**WORK REQUEST**
Each line of the records below that holds "powered" should be copied out.

====== EXERCISE DATA

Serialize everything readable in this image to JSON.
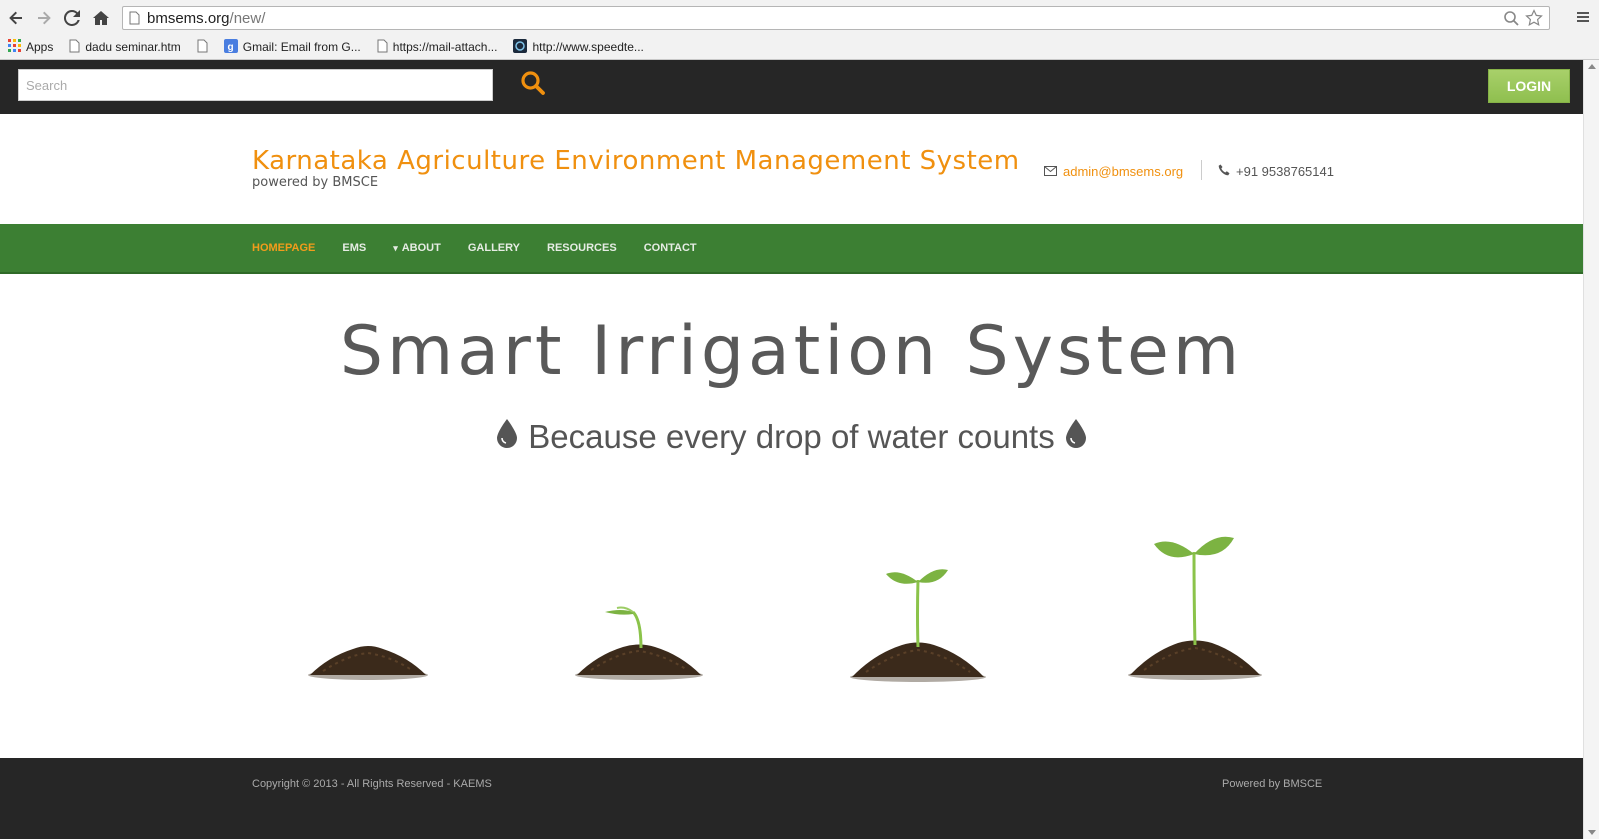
{
  "browser": {
    "url_host": "bmsems.org",
    "url_path": "/new/",
    "bookmarks": [
      {
        "label": "Apps",
        "icon": "apps-grid-icon"
      },
      {
        "label": "dadu seminar.htm",
        "icon": "page-icon"
      },
      {
        "label": "",
        "icon": "page-icon"
      },
      {
        "label": "Gmail: Email from G...",
        "icon": "google-icon"
      },
      {
        "label": "https://mail-attach...",
        "icon": "page-icon"
      },
      {
        "label": "http://www.speedte...",
        "icon": "speedtest-icon"
      }
    ]
  },
  "topbar": {
    "search_placeholder": "Search",
    "login_label": "LOGIN"
  },
  "header": {
    "title": "Karnataka Agriculture Environment Management System",
    "subtitle": "powered by BMSCE",
    "email": "admin@bmsems.org",
    "phone": "+91 9538765141"
  },
  "nav": {
    "items": [
      {
        "label": "HOMEPAGE",
        "active": true
      },
      {
        "label": "EMS",
        "active": false
      },
      {
        "label": "ABOUT",
        "active": false,
        "dropdown": true
      },
      {
        "label": "GALLERY",
        "active": false
      },
      {
        "label": "RESOURCES",
        "active": false
      },
      {
        "label": "CONTACT",
        "active": false
      }
    ]
  },
  "hero": {
    "title": "Smart Irrigation System",
    "tagline": "Because every drop of water counts"
  },
  "footer": {
    "copyright": "Copyright © 2013 - All Rights Reserved - KAEMS",
    "powered": "Powered by BMSCE"
  },
  "colors": {
    "accent": "#f0900f",
    "nav_green": "#3c7f33",
    "login_green": "#9ac85c",
    "dark_bar": "#262626"
  }
}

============

**REPLY TO THE EXERCISE**
    "subtitle": "powered by BMSCE",
    "powered": "Powered by BMSCE"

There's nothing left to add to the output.